As he prepares to release his debut solo album, the Manic Street Preachers' lead singer James Dean Bradfield has denied the Welsh rockers are splitting.
Bradfield's debut solo album The Great Western is out on 24 July
Speaking from the studio in which he part-recorded the album, Bradfield said the Manics were on a "brief hiatus," but already working on new material.
Describing being in the three-piece as "mafia-esque", he said it would take "a hell of a lot" for them to split.
He says he feels no rivalry with Nicky Wire, who has also gone solo.
Possessing a firm handshake which belies an easy-going nature, Bradfield was in a relaxed mood as he took a break from recording tracks for BBC Radio 1 at the Stir Studios in Cardiff.

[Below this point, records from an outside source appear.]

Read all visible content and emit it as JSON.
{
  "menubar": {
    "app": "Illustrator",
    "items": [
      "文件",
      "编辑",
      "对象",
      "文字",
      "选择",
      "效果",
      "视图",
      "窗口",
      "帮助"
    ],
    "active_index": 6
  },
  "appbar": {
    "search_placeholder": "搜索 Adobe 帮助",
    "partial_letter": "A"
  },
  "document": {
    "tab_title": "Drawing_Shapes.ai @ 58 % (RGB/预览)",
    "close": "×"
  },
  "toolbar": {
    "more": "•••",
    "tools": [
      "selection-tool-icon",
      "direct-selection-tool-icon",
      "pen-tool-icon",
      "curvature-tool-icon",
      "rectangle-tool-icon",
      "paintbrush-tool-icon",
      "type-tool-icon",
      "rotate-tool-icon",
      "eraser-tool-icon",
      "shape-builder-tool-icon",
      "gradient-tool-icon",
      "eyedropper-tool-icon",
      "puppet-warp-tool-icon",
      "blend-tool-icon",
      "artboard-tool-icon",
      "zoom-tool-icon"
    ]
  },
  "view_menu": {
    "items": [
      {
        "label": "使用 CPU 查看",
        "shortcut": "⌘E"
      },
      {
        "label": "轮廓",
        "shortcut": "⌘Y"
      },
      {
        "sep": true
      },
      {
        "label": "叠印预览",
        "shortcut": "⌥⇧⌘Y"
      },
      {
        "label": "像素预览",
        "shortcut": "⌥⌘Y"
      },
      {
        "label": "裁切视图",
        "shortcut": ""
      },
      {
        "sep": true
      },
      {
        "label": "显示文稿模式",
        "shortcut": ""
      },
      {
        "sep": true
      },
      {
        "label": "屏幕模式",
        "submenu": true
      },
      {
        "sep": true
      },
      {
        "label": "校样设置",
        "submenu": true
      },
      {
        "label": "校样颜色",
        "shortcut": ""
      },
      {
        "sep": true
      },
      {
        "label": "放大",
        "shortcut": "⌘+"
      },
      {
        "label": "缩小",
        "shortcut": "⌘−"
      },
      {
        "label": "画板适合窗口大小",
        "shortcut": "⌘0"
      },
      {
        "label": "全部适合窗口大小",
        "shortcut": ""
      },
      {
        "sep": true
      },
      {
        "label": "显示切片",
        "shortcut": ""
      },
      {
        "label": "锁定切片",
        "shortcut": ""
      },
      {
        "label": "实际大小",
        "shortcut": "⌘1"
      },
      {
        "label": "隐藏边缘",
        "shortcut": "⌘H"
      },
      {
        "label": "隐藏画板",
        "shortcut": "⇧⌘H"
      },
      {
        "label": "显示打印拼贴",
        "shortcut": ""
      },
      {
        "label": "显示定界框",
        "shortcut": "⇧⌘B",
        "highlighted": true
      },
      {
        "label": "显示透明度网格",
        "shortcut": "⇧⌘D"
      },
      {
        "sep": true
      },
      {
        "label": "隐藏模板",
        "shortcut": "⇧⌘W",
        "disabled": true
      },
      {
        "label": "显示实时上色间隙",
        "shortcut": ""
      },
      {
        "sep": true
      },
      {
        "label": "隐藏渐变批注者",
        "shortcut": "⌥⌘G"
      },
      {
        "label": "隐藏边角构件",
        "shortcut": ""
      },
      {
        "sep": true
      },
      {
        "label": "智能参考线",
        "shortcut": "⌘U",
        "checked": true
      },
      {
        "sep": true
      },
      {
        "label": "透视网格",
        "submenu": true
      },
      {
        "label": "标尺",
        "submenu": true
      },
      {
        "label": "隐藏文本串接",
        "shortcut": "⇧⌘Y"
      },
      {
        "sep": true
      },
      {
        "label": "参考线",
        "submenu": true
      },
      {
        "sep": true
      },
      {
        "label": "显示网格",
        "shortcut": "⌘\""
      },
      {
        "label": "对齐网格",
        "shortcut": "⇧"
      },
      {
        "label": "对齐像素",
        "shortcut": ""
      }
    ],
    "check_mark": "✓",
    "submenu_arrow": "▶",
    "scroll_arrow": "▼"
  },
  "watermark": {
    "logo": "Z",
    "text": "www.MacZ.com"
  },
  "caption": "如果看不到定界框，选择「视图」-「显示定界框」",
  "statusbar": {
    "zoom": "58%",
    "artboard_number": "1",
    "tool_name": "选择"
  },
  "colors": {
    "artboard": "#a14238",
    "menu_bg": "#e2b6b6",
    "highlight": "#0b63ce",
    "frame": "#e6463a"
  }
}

But he was also clearly excited about the release of his debut solo single That's No Way To Tell A Lie on 10 July, followed by his solo album The Great Western on 24 July.
Despite a collective decision by Bradfield, bassist Nicky Wire and drummer Sean Moore, to take a two-year break from the band at the end of their British tour in April 2005, the singer said could not resist the musical pull.
"I decided to start making music again because I went insane and became dysfunctional," he said.
"I became quite a grumpy, uncommunicative person.
"I realised the reason for this was because I had been in a band since the age of 15 and there was no way I could function without the promise of writing and performing music."
The fruits of his new labours have already been garnering some favourable reviews in the music press, but Bradfield denied this spelt the end of the Manics.
JAMES DEAN BRADFIELD PROFILE
He was born in Newport, Gwent, in February 1969, the only child of Monty and Sue Bradfield.
His father wanted to call him Clint Eastwood Bradfield, which was vetoed by his mother and they compromised with James Dean.
He and cousin Sean Moore, the Manics' drummer, shared a bunk bed as they were growing up.
James taught himself to play guitar by thrashing along to the Rolling Stones' Exile On Main Street.
He once described himself "a little short Welsh Smurf onstage trying to play guitar".
He married Mylene Halsall in Florence in July 2004
In fact, the singer has already begun writing and recording tracks for the band's new album, which he said will be "in your face," "aggressive" and "rock and roll".
"I've said before that being in the Manics feels slightly mafia-esque, you know, once you're in, you're in," he said.
"It would take a hell of a lot for us to split up at any point in the future.
"But we have taken a brief hiatus, we committed to not releasing anything for two years because we realised we had been in a band for 21 years.
"After finishing the tour we felt we deserved to take a break, get some perspective and then make the next Manics album is as good as we can make it."
In the meantime, Bradfield was keen to play down any conceived rivalry with Manics bassist Wire, who is planning to release his debut solo effort later this summer.
"I don't feel I'm in competition with Nicky," he said.
" I just feel that anything the three of us does outside of the band that gets some success and some credit - it's good for the band.
"Nick's always been a bit more of a competitive person than me in terms of sport and in general terms of arguing the point on any given day (but) I don't feel as if we are competing with ourselves whatsoever."
But he did admit he missed both Wire and Moore when it came to putting together his own album.
"Playing with different musicians was definitely the hardest part," he said.
Bradfield said the Manics would return with new material
"I'm not saying I haven't enjoyed that. I've only done three gigs so far, but that natural telepathy and connection or chemistry I have with Nick and Sean, it's hard to recreate that with other musicians.
"You've got to go looking for it when you're in the rehearsal room with them. And that's strange. These are the things that you take for granted for so long when you are in a group like ours.
"And it's a bit emotional when I go out on tour with another band because I do miss Nick and Sean.
"The challenge of all those things, of all the unfamiliar territory, of working with other people, that's what makes it interesting though."
Read the second part of the BBC Wales News website's interview with James Dean Bradfield on Saturday.